> [Work item] Determine the number of lines in the data that contain "juil", and write only that number.

> [Record set]
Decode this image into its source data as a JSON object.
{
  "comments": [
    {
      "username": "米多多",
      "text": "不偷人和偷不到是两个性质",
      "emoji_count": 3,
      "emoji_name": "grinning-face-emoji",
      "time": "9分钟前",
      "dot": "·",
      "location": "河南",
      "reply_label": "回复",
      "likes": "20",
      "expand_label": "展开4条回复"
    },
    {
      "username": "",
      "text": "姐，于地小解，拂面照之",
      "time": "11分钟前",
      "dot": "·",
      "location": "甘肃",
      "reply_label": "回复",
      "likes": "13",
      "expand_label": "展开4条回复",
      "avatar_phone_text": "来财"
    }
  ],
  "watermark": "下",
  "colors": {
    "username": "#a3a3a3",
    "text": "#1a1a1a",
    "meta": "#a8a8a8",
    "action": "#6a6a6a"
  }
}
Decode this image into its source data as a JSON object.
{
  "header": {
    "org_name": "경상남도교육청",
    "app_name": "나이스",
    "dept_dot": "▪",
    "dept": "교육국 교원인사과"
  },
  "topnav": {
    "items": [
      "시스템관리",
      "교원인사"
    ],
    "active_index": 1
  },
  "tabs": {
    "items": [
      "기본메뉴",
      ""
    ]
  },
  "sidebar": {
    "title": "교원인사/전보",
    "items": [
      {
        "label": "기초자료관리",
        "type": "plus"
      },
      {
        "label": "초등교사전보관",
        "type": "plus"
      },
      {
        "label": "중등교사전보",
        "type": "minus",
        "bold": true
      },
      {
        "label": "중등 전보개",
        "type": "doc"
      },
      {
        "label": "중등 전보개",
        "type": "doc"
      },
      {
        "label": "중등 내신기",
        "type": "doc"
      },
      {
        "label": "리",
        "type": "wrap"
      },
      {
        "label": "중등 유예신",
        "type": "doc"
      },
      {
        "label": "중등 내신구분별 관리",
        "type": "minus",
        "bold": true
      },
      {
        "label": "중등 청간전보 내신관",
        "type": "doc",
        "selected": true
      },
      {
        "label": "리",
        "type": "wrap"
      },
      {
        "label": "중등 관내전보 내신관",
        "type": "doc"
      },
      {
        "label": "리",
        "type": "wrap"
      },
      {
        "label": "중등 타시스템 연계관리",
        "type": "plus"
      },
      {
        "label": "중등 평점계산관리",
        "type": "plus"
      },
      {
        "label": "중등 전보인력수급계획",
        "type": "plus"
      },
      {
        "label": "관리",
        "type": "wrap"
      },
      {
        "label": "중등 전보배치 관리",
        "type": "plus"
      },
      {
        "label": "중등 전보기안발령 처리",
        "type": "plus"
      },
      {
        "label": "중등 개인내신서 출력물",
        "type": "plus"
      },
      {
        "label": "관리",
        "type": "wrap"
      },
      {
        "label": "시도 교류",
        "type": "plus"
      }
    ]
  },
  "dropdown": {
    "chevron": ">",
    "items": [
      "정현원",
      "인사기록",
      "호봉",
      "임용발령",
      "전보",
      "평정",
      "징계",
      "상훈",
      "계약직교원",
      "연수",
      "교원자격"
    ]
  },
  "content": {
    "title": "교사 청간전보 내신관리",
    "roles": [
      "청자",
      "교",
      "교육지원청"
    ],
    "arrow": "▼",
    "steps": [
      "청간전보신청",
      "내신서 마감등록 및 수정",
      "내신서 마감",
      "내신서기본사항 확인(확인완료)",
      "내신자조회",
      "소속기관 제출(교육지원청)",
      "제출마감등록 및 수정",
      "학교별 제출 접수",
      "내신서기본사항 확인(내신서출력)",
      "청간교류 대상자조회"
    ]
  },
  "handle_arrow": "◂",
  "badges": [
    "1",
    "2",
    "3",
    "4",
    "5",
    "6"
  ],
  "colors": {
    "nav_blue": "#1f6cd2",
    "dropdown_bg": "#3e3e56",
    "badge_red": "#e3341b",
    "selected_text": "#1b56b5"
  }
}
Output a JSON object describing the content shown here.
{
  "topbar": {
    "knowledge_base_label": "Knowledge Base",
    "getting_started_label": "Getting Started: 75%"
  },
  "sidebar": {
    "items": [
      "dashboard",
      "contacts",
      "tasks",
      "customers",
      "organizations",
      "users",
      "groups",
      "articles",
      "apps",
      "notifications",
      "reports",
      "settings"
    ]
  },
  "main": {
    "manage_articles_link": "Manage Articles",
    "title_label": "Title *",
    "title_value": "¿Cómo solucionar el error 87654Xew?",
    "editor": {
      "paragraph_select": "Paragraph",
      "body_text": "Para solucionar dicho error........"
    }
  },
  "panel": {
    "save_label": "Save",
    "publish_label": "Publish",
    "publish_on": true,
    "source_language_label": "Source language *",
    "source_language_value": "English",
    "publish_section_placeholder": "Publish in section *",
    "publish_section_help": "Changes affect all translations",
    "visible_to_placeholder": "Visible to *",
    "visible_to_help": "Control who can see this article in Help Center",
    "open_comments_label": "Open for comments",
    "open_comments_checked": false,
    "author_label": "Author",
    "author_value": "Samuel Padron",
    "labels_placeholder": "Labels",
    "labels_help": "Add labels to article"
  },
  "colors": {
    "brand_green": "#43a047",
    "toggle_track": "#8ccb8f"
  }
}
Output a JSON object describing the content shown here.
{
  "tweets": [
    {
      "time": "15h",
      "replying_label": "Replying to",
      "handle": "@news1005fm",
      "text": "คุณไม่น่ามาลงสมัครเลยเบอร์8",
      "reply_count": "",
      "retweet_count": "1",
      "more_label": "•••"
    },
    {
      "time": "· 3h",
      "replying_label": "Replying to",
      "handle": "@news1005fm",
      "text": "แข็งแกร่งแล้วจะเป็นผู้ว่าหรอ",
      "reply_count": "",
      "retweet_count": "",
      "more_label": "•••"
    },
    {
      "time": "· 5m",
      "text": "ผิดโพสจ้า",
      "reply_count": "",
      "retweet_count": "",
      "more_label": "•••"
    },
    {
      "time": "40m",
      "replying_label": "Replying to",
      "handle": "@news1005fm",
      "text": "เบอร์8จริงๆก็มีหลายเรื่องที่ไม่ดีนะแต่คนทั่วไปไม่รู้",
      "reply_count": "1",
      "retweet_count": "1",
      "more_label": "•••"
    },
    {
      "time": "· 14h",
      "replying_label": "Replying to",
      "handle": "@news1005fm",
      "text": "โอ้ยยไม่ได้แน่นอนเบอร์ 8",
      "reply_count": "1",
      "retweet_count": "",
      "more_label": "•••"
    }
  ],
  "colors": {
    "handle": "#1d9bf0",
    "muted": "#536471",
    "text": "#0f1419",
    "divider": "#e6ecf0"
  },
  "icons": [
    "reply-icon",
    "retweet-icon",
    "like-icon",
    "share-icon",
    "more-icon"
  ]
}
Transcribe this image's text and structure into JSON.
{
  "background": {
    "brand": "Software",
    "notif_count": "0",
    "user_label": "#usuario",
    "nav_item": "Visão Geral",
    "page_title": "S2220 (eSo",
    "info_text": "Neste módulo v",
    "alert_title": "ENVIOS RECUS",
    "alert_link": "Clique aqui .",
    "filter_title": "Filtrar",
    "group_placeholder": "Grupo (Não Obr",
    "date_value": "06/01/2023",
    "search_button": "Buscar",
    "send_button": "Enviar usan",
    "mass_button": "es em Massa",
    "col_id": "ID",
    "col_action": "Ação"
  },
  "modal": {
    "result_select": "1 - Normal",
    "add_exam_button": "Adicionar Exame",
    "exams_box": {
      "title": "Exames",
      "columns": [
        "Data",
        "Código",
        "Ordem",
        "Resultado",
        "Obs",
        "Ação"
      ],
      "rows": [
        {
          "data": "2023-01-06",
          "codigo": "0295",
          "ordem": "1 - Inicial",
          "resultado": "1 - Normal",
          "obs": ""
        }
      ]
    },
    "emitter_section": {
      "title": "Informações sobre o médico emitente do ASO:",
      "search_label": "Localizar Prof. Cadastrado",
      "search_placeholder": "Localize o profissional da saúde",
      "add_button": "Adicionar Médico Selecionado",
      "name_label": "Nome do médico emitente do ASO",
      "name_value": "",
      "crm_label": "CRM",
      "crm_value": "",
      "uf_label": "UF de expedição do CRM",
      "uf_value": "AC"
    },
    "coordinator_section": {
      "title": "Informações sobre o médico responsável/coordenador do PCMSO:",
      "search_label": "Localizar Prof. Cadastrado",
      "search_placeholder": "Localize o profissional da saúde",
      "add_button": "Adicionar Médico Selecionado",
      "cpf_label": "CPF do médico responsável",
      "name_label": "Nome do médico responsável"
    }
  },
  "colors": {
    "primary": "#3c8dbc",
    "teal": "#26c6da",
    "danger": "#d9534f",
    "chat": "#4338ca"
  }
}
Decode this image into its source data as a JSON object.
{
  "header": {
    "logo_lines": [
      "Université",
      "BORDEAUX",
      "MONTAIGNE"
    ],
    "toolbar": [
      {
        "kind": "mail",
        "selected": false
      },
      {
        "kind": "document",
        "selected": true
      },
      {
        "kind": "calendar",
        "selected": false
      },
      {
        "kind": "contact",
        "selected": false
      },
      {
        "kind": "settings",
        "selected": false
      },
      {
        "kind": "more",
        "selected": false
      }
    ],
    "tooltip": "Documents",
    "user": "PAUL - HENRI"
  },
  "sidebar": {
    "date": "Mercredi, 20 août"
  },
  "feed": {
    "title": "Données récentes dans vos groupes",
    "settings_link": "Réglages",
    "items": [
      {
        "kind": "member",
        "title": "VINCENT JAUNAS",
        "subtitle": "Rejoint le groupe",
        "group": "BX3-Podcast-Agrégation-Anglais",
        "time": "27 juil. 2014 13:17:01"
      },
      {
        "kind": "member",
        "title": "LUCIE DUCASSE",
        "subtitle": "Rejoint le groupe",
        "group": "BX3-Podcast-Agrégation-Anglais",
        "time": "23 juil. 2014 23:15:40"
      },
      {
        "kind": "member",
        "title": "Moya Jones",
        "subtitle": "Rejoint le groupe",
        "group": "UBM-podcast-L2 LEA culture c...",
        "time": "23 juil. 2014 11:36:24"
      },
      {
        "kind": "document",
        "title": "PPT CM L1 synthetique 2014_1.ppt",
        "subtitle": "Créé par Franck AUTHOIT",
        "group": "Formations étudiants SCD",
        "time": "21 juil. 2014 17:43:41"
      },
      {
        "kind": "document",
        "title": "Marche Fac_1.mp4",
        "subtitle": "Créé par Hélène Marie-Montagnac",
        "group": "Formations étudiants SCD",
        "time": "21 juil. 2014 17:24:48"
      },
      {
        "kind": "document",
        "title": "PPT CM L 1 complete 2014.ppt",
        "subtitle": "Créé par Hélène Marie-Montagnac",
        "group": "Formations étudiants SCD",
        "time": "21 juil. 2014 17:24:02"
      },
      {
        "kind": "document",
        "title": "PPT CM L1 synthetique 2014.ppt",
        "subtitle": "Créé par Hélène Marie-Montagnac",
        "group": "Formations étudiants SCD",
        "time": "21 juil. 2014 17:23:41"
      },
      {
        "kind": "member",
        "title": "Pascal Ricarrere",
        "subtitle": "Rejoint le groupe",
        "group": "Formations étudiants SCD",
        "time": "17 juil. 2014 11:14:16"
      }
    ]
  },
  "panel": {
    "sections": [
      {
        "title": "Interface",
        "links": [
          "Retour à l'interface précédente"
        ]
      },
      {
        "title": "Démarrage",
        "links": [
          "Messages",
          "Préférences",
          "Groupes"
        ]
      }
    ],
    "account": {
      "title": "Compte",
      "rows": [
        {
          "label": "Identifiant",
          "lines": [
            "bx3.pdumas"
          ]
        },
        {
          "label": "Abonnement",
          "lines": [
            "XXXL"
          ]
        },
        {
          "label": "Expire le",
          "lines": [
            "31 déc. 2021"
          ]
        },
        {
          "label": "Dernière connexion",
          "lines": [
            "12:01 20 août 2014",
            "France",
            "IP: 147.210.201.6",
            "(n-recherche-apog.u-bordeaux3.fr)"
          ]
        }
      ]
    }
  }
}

> [Reply to the task] 8